For each line below with the word "isimli", write out a copy.

═════ Input data

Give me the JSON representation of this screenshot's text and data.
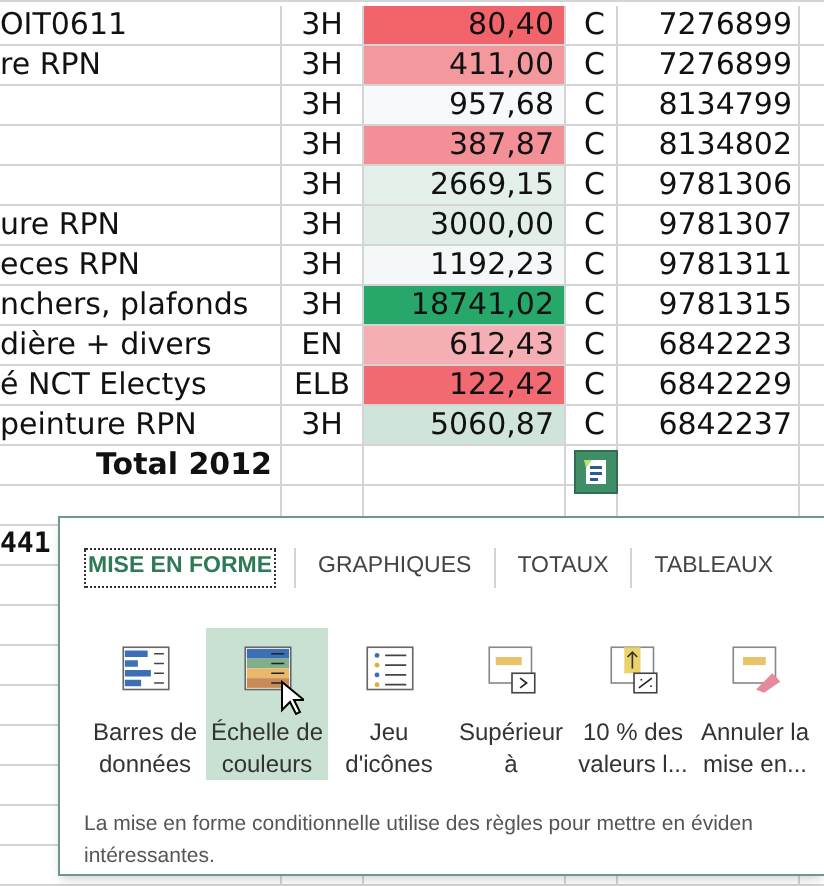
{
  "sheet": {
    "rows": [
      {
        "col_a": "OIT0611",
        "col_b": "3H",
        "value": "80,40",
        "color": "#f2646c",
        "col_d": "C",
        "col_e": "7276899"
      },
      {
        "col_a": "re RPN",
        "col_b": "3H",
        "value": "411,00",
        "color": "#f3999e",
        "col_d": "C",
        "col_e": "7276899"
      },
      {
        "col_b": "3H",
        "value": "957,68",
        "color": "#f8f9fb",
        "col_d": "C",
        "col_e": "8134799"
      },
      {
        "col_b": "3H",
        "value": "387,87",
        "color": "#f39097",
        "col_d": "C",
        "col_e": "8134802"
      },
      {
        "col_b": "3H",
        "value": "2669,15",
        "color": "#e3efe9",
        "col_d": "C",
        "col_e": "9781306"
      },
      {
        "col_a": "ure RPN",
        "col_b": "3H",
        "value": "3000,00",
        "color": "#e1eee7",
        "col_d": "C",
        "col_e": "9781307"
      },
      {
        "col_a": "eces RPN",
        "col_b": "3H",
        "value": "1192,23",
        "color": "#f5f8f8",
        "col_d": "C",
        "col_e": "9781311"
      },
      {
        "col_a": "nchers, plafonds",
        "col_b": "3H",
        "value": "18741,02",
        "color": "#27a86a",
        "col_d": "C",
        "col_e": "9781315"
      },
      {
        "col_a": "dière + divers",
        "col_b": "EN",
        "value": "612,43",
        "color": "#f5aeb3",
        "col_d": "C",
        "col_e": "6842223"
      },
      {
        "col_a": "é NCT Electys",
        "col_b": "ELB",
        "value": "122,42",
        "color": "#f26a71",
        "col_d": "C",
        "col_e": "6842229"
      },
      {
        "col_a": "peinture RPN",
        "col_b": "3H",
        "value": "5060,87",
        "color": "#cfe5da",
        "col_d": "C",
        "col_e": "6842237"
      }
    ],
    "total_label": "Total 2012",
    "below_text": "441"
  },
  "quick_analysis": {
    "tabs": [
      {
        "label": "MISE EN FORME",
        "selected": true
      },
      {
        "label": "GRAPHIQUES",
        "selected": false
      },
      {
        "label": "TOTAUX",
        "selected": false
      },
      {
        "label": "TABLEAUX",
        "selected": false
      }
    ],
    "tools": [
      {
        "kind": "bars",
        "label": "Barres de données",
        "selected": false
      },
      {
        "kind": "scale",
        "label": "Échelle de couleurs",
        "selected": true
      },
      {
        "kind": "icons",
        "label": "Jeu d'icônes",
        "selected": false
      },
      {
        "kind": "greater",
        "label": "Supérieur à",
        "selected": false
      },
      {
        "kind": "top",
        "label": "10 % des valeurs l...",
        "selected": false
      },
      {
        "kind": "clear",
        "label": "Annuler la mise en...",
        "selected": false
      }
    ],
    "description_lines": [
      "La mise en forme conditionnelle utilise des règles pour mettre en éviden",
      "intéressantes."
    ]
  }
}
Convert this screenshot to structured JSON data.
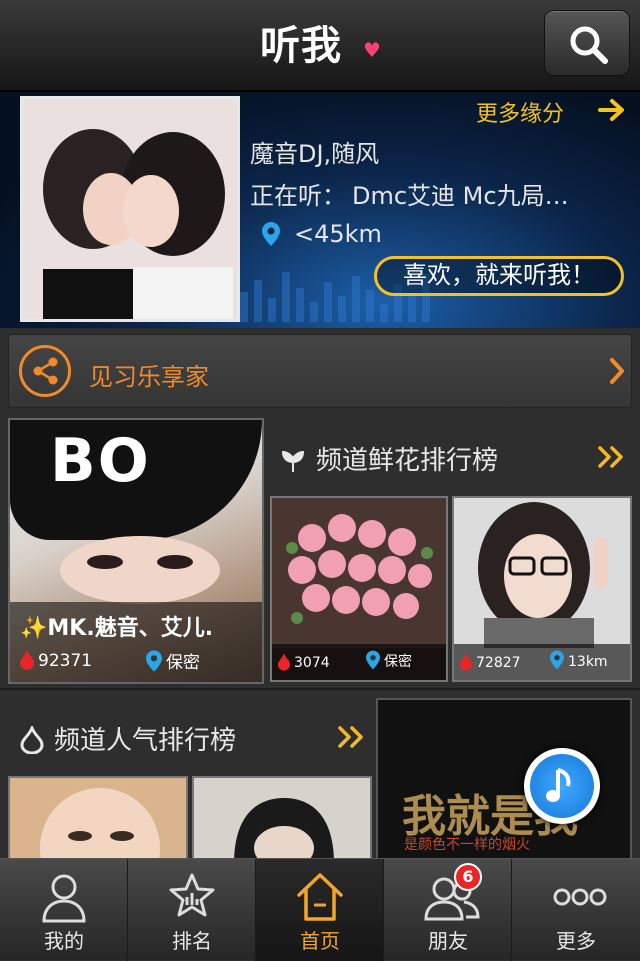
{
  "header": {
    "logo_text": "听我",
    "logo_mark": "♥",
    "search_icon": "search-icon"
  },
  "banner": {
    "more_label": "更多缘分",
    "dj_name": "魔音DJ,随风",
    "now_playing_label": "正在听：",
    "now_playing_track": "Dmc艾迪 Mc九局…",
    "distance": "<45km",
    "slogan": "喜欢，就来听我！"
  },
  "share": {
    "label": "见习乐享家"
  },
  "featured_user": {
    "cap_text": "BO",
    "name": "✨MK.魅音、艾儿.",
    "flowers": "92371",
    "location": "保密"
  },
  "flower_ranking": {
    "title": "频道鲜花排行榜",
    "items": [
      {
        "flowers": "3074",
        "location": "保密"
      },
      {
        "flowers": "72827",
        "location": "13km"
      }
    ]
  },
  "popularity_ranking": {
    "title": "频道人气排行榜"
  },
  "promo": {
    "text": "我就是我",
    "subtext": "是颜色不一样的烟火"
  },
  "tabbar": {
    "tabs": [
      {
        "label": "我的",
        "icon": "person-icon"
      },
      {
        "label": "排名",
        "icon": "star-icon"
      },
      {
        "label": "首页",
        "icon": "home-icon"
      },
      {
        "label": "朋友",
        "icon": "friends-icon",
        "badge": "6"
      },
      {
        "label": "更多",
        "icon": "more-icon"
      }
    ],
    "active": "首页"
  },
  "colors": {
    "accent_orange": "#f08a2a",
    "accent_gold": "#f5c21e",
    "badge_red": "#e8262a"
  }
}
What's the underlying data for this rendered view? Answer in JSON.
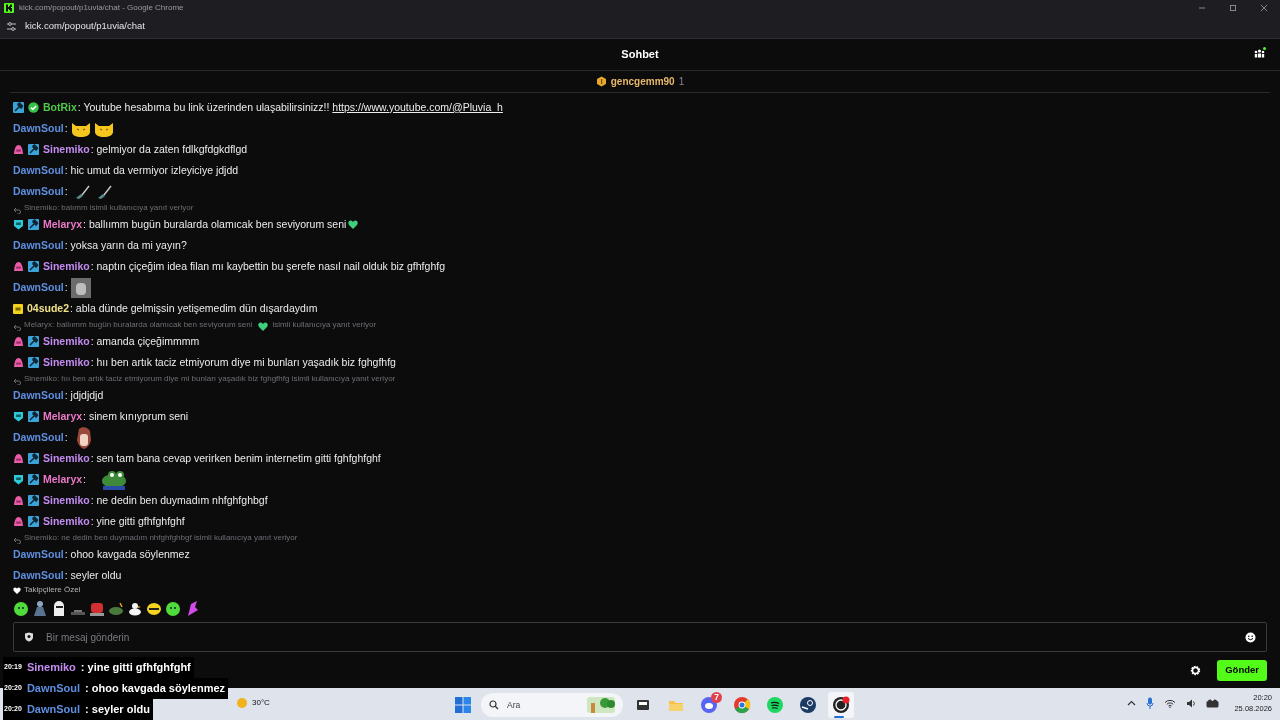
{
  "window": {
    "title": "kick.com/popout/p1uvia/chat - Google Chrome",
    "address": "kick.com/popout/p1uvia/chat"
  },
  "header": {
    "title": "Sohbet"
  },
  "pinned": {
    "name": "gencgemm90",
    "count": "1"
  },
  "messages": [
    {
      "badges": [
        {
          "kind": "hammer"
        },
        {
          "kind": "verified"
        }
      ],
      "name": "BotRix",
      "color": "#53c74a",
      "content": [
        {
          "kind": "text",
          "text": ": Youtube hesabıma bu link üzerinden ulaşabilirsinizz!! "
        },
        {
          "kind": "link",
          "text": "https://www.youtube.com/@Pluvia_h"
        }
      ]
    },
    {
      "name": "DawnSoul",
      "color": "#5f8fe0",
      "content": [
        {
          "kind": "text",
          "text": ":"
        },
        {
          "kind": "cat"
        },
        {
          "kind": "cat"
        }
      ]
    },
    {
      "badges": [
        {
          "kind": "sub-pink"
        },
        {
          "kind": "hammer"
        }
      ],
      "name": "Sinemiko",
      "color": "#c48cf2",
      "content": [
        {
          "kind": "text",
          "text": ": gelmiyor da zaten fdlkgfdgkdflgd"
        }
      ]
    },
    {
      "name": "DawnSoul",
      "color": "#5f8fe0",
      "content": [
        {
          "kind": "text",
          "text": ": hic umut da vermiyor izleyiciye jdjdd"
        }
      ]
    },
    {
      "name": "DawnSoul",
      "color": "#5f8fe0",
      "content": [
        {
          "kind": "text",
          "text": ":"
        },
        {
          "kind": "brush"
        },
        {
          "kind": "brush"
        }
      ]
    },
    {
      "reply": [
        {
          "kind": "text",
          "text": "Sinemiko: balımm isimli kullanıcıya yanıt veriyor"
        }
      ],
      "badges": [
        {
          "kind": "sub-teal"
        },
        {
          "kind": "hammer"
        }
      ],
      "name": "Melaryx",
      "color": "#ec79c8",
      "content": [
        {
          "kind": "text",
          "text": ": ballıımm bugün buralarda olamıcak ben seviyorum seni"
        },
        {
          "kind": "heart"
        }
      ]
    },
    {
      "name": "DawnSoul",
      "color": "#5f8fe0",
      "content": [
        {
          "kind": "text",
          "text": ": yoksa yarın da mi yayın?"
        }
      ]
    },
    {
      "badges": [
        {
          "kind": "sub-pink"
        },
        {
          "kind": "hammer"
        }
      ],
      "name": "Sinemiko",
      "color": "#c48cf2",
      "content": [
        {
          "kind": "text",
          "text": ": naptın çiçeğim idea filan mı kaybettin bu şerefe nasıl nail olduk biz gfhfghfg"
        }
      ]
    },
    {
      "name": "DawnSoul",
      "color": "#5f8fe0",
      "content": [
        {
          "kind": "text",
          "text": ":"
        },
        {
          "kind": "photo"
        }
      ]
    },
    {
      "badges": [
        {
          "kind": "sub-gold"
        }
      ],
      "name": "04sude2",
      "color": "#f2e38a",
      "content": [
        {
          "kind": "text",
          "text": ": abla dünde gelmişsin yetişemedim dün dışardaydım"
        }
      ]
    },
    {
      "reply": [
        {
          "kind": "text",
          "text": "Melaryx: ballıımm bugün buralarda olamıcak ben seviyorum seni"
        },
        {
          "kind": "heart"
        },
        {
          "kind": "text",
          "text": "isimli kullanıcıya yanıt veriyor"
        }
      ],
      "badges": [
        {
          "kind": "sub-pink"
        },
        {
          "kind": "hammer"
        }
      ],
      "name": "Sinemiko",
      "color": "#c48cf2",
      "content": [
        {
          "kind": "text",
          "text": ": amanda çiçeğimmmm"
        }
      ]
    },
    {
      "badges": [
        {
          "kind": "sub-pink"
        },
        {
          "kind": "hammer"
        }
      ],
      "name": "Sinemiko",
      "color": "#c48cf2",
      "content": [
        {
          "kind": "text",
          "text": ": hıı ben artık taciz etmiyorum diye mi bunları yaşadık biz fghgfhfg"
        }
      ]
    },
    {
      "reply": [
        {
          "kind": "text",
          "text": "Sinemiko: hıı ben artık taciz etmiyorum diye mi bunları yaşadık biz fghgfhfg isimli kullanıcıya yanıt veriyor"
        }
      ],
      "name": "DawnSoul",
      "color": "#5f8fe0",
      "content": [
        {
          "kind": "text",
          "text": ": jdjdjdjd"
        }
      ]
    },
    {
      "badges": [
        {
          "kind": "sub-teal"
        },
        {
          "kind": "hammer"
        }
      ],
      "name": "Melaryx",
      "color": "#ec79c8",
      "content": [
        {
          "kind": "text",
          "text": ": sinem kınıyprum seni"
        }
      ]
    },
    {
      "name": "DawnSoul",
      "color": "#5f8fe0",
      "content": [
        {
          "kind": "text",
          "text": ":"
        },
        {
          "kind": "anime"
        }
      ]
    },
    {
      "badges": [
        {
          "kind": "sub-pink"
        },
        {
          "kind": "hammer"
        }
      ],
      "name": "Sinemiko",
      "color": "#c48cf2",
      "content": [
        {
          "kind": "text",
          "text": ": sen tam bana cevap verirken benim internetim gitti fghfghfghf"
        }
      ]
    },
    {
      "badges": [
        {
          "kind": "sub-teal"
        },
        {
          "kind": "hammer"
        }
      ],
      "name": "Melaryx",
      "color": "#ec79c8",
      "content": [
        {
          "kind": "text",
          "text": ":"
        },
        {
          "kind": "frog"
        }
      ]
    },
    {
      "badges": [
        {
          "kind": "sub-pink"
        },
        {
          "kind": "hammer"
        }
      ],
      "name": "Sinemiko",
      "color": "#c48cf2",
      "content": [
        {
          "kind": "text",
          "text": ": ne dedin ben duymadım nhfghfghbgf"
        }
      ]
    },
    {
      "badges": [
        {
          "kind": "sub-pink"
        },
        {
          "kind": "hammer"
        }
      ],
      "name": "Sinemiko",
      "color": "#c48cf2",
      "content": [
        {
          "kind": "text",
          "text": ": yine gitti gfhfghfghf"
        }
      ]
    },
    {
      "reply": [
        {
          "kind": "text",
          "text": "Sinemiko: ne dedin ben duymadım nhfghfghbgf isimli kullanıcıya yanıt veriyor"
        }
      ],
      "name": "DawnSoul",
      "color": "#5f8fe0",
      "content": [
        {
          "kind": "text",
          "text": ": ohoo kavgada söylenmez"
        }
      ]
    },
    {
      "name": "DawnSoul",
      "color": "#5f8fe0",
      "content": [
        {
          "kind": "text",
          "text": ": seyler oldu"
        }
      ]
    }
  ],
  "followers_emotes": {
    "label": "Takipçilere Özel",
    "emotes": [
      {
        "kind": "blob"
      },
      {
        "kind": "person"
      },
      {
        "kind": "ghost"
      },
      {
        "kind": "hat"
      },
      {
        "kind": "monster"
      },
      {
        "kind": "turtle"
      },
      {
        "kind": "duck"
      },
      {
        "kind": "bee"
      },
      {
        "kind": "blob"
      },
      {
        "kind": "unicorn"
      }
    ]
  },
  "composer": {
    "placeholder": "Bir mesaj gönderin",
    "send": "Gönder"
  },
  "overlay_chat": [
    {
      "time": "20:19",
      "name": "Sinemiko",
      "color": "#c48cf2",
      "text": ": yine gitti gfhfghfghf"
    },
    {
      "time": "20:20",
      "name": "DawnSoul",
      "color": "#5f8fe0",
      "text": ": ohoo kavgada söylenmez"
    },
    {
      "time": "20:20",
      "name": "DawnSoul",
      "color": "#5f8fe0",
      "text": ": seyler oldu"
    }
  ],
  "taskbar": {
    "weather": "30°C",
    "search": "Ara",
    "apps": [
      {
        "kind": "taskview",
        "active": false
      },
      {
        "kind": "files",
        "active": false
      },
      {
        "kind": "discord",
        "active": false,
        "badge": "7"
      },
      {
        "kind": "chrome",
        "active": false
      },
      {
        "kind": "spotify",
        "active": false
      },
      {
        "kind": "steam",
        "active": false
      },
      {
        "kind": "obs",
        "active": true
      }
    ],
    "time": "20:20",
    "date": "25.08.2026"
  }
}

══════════

■ Expected output:
          "text": "Sinemiko: balımm isimli kullanıcıya yanıt veriyor"
          "text": "isimli kullanıcıya yanıt veriyor"
          "text": "Sinemiko: hıı ben artık taciz etmiyorum diye mi bunları yaşadık biz fghgfhfg isimli kullanıcıya yanıt veriyor"
          "text": "Sinemiko: ne dedin ben duymadım nhfghfghbgf isimli kullanıcıya yanıt veriyor"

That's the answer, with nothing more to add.